## REQUIRED WORK
Where in the data below does the word "name" appear? Copy each line that holds it.

## Element data from apps and pages
---------------

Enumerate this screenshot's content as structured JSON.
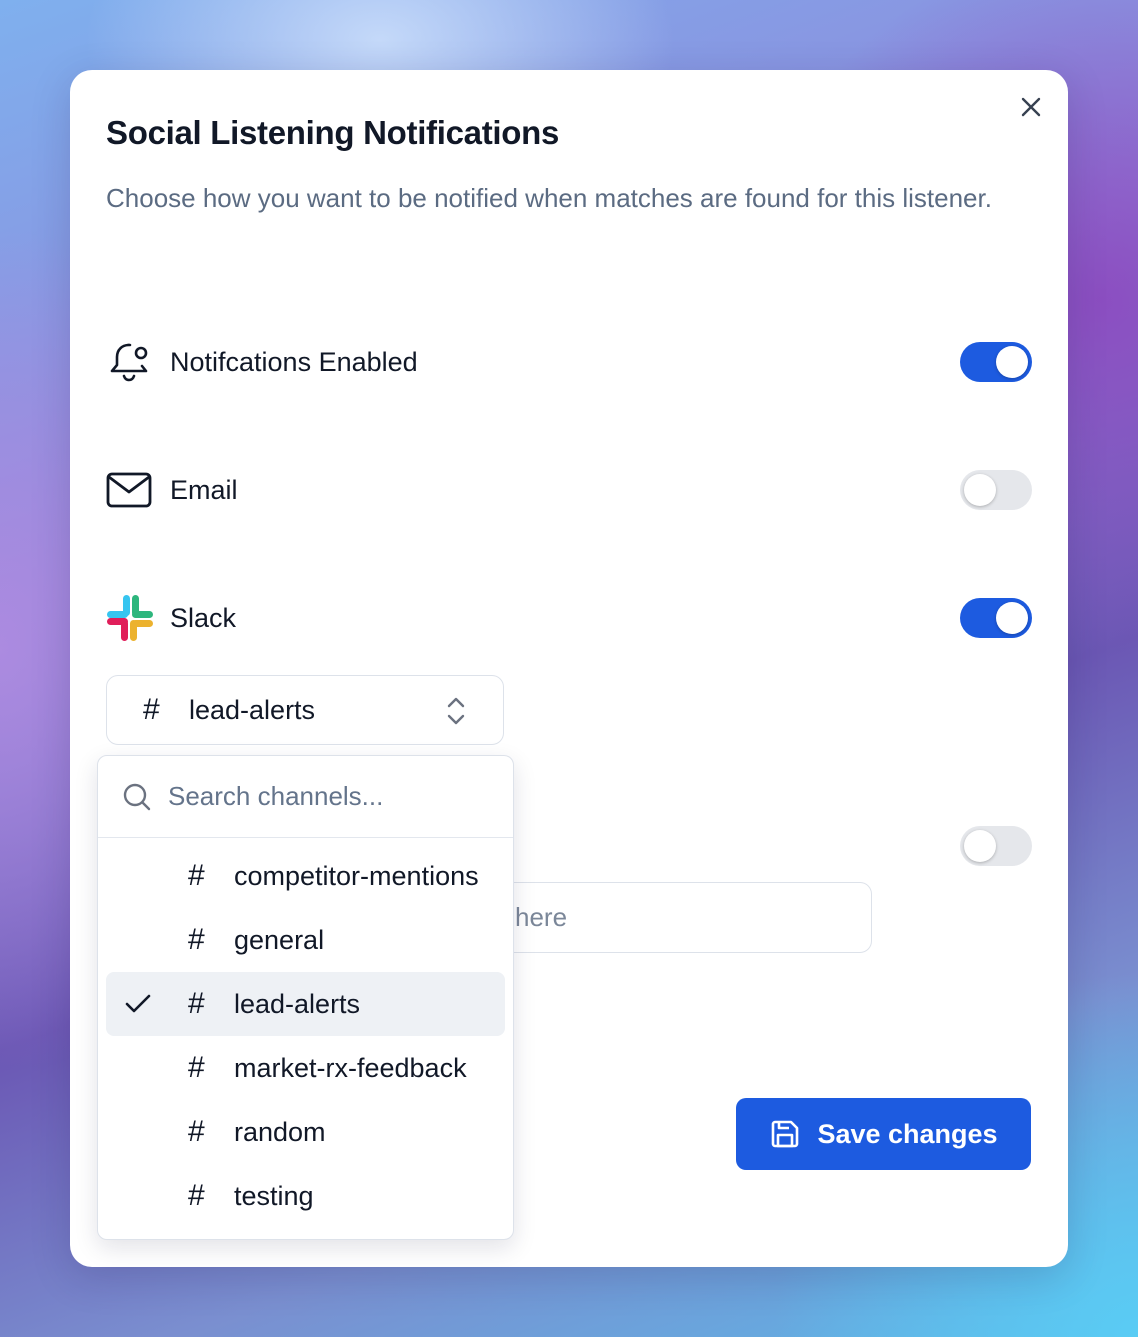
{
  "dialog": {
    "title": "Social Listening Notifications",
    "description": "Choose how you want to be notified when matches are found for this listener.",
    "close_icon": "close-icon"
  },
  "settings": [
    {
      "label": "Notifcations Enabled",
      "icon": "bell-icon",
      "enabled": true
    },
    {
      "label": "Email",
      "icon": "mail-icon",
      "enabled": false
    },
    {
      "label": "Slack",
      "icon": "slack-logo-icon",
      "enabled": true
    }
  ],
  "slack_channel_select": {
    "prefix": "#",
    "selected": "lead-alerts"
  },
  "channel_dropdown": {
    "search_placeholder": "Search channels...",
    "options": [
      {
        "prefix": "#",
        "name": "competitor-mentions",
        "selected": false
      },
      {
        "prefix": "#",
        "name": "general",
        "selected": false
      },
      {
        "prefix": "#",
        "name": "lead-alerts",
        "selected": true
      },
      {
        "prefix": "#",
        "name": "market-rx-feedback",
        "selected": false
      },
      {
        "prefix": "#",
        "name": "random",
        "selected": false
      },
      {
        "prefix": "#",
        "name": "testing",
        "selected": false
      }
    ]
  },
  "webhook": {
    "enabled": false,
    "visible_placeholder_fragment": "here"
  },
  "footer": {
    "save_label": "Save changes"
  },
  "colors": {
    "accent": "#1d5be0",
    "toggle_off": "#e5e7eb",
    "selected_row": "#eef1f5"
  }
}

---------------

## WRITTEN RESPONSE
        "name": "competitor-mentions",
        "name": "general",
        "name": "lead-alerts",
        "name": "market-rx-feedback",
        "name": "random",
        "name": "testing",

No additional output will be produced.